*** Opening ENTRIES PROVIDED ***
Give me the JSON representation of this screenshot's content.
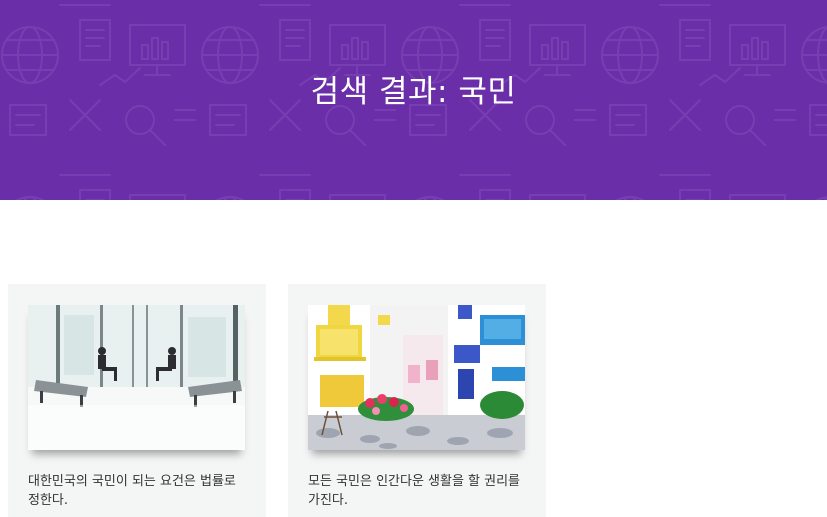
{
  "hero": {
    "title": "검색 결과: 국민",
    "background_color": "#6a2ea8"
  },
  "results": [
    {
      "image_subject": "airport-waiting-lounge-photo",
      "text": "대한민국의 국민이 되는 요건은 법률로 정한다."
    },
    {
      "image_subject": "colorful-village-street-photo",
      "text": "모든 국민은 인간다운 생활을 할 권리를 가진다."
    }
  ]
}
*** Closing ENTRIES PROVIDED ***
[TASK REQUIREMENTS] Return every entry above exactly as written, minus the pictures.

[YOUR RESPONSE]
Give me the JSON representation of this screenshot's content.
{
  "hero": {
    "title": "검색 결과: 국민",
    "background_color": "#6a2ea8"
  },
  "results": [
    {
      "image_subject": "airport-waiting-lounge-photo",
      "text": "대한민국의 국민이 되는 요건은 법률로 정한다."
    },
    {
      "image_subject": "colorful-village-street-photo",
      "text": "모든 국민은 인간다운 생활을 할 권리를 가진다."
    }
  ]
}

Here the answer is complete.